Dataset rows for apps and sites

--------------------

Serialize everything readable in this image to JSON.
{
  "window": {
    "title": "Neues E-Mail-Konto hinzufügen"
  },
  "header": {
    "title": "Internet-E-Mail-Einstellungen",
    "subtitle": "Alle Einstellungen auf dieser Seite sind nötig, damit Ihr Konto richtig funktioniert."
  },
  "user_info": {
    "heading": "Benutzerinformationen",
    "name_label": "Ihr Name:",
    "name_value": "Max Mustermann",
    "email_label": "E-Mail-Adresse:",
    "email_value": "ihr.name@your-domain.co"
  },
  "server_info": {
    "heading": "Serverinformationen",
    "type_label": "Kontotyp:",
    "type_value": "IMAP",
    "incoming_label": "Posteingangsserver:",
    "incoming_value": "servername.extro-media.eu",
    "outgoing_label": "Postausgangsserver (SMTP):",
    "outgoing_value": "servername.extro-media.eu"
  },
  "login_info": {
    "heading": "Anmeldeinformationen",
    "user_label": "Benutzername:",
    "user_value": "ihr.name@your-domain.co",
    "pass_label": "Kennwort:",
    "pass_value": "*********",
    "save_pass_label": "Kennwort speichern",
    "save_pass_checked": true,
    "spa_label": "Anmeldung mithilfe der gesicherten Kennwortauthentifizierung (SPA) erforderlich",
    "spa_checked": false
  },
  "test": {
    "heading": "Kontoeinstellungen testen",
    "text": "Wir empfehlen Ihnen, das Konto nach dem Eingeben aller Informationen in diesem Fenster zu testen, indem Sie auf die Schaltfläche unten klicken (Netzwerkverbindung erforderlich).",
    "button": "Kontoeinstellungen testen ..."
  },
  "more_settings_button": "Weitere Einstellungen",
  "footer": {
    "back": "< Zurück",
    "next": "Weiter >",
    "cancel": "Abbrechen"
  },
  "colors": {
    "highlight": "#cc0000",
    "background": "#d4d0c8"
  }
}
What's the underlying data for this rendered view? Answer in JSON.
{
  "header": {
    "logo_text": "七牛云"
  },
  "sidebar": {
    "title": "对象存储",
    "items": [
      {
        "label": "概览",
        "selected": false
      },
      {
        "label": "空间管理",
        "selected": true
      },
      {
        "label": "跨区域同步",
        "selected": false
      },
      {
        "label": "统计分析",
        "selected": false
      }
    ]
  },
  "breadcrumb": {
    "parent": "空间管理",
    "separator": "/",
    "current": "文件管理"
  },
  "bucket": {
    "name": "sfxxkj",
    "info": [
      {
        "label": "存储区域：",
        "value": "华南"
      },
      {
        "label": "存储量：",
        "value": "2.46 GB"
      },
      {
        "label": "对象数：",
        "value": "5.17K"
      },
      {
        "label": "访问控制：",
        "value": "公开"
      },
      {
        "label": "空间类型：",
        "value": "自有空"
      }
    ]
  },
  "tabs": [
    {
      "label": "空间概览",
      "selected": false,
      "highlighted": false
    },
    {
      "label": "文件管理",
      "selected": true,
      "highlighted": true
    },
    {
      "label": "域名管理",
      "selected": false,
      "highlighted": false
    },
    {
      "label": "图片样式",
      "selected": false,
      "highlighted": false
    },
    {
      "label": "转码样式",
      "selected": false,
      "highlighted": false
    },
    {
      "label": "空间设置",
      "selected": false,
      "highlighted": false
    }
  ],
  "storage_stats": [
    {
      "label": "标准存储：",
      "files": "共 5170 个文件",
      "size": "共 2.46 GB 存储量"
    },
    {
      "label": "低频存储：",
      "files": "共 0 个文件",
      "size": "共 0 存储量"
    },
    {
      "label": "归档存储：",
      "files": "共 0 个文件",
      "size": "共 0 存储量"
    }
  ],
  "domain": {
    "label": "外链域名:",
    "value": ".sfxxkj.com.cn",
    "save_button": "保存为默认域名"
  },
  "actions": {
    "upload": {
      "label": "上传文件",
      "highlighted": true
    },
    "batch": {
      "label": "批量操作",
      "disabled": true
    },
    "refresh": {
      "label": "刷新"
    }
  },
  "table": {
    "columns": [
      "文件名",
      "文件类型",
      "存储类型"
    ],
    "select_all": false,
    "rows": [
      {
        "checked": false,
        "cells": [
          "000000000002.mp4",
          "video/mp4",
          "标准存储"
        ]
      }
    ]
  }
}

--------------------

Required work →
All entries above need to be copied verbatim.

Solved exercise →
Serialize everything readable in this image to JSON.
{
  "window": {
    "title": "Neues E-Mail-Konto hinzufügen"
  },
  "header": {
    "title": "Internet-E-Mail-Einstellungen",
    "subtitle": "Alle Einstellungen auf dieser Seite sind nötig, damit Ihr Konto richtig funktioniert."
  },
  "user_info": {
    "heading": "Benutzerinformationen",
    "name_label": "Ihr Name:",
    "name_value": "Max Mustermann",
    "email_label": "E-Mail-Adresse:",
    "email_value": "ihr.name@your-domain.co"
  },
  "server_info": {
    "heading": "Serverinformationen",
    "type_label": "Kontotyp:",
    "type_value": "IMAP",
    "incoming_label": "Posteingangsserver:",
    "incoming_value": "servername.extro-media.eu",
    "outgoing_label": "Postausgangsserver (SMTP):",
    "outgoing_value": "servername.extro-media.eu"
  },
  "login_info": {
    "heading": "Anmeldeinformationen",
    "user_label": "Benutzername:",
    "user_value": "ihr.name@your-domain.co",
    "pass_label": "Kennwort:",
    "pass_value": "*********",
    "save_pass_label": "Kennwort speichern",
    "save_pass_checked": true,
    "spa_label": "Anmeldung mithilfe der gesicherten Kennwortauthentifizierung (SPA) erforderlich",
    "spa_checked": false
  },
  "test": {
    "heading": "Kontoeinstellungen testen",
    "text": "Wir empfehlen Ihnen, das Konto nach dem Eingeben aller Informationen in diesem Fenster zu testen, indem Sie auf die Schaltfläche unten klicken (Netzwerkverbindung erforderlich).",
    "button": "Kontoeinstellungen testen ..."
  },
  "more_settings_button": "Weitere Einstellungen",
  "footer": {
    "back": "< Zurück",
    "next": "Weiter >",
    "cancel": "Abbrechen"
  },
  "colors": {
    "highlight": "#cc0000",
    "background": "#d4d0c8"
  }
}
What's the underlying data for this rendered view? Answer in JSON.
{
  "header": {
    "logo_text": "七牛云"
  },
  "sidebar": {
    "title": "对象存储",
    "items": [
      {
        "label": "概览",
        "selected": false
      },
      {
        "label": "空间管理",
        "selected": true
      },
      {
        "label": "跨区域同步",
        "selected": false
      },
      {
        "label": "统计分析",
        "selected": false
      }
    ]
  },
  "breadcrumb": {
    "parent": "空间管理",
    "separator": "/",
    "current": "文件管理"
  },
  "bucket": {
    "name": "sfxxkj",
    "info": [
      {
        "label": "存储区域：",
        "value": "华南"
      },
      {
        "label": "存储量：",
        "value": "2.46 GB"
      },
      {
        "label": "对象数：",
        "value": "5.17K"
      },
      {
        "label": "访问控制：",
        "value": "公开"
      },
      {
        "label": "空间类型：",
        "value": "自有空"
      }
    ]
  },
  "tabs": [
    {
      "label": "空间概览",
      "selected": false,
      "highlighted": false
    },
    {
      "label": "文件管理",
      "selected": true,
      "highlighted": true
    },
    {
      "label": "域名管理",
      "selected": false,
      "highlighted": false
    },
    {
      "label": "图片样式",
      "selected": false,
      "highlighted": false
    },
    {
      "label": "转码样式",
      "selected": false,
      "highlighted": false
    },
    {
      "label": "空间设置",
      "selected": false,
      "highlighted": false
    }
  ],
  "storage_stats": [
    {
      "label": "标准存储：",
      "files": "共 5170 个文件",
      "size": "共 2.46 GB 存储量"
    },
    {
      "label": "低频存储：",
      "files": "共 0 个文件",
      "size": "共 0 存储量"
    },
    {
      "label": "归档存储：",
      "files": "共 0 个文件",
      "size": "共 0 存储量"
    }
  ],
  "domain": {
    "label": "外链域名:",
    "value": ".sfxxkj.com.cn",
    "save_button": "保存为默认域名"
  },
  "actions": {
    "upload": {
      "label": "上传文件",
      "highlighted": true
    },
    "batch": {
      "label": "批量操作",
      "disabled": true
    },
    "refresh": {
      "label": "刷新"
    }
  },
  "table": {
    "columns": [
      "文件名",
      "文件类型",
      "存储类型"
    ],
    "select_all": false,
    "rows": [
      {
        "checked": false,
        "cells": [
          "000000000002.mp4",
          "video/mp4",
          "标准存储"
        ]
      }
    ]
  }
}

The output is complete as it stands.